And there in the courtyard, she stood with her sleigh

And eight tiny halla, already munching some hay

With a big bag of presents, at least twelve feet tall

She handed them round to us, Chargers and all!

There were goodies and treats and delectable things

And funny gifts too, like small toy nugs with wings

There was cocoa for Bull, and a dragon-tooth pile

That was perfect for weapons or one kadan's smile

There were kittens for Cole and a hat even wider

Plus a fine quill for Varric and a barrel of cider

A beard kit made Blackwall give Flemeth a blush

As he'd never seen anything nearly as plush

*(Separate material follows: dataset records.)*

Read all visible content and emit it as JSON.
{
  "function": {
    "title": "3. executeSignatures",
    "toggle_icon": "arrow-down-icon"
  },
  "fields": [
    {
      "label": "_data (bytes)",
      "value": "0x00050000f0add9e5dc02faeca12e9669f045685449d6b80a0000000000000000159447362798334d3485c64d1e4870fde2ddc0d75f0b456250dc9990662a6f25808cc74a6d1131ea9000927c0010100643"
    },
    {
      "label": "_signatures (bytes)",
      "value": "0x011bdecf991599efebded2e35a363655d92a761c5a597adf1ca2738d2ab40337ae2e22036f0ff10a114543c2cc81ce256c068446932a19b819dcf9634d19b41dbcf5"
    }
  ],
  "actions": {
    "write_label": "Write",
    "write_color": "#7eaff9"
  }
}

Fine thieves' tools gave Sera new chances for mayhem

And a fresh deck of cards tempting those that would play them

A new Swords and Shields to thrill Cass with each word

Plus new lute strings for Maryden's unsecret chord.

For Dorian, some fine ancient tomes of enchantment

To inspire him to further magical advancement

There were new paints for Solas in colors divine

And glasses just perfect for sweet elven wine

There were bangles and lutestrings and slippers for Leli

And tea cakes for Josie with Antivan jelly

There were potions for Inky and salve for the Mark

And an elfroot bouquet for when times got too dark

Then for Cullen a how-to on quick roof repair

And a silverite brooch for one Madame de Fer

For Lace Harding some beautiful blooms to bemuse

And bright armor for Sutherland's personal use

For gruff Cabot some barrels of Orlesian mead

While new runes gave Dagna the magic she'd need

There were new raven cages for Plucky's elites

New blankets for Schmooples and dracolisk treats

Plus a barrel of mint to make cats play with zeal

And cheese to give mice a more sumptuous meal

The bag it was endless and obviously magical 

Filled with fine gifts and not one of them tragical

For Skyhold's found family it was a delight

Filled with comfort and joy (and no plaidweave in sight!)

And then giving a nod and a wink from her eye

Flemeth leaped to the sleigh and then took to the sky

The Skyholders all cheered as the Witch took a lap

Round the battlements high where the brave banners flap

Observed Dorian, "The magisters had up their sleeves

Rare spells such as Flemeth has shown us this eve."

Yet as the sleigh vanished ('twas just before twelve, then)

She called back, "It is not Tevinter, but elven."

So let us heed Flemeth's wise seasonal call

And cry, "Happy Wintersend!" and ar lath ma to you all!

"Dragon Age: Dreadwolf" Predictions & Ponderings (and "What's in a Name?" Redux)

He doesn't call, he doesn't write, but finally, it looks like we might be hearing from Solas at last (2023?), as BioWare announces t...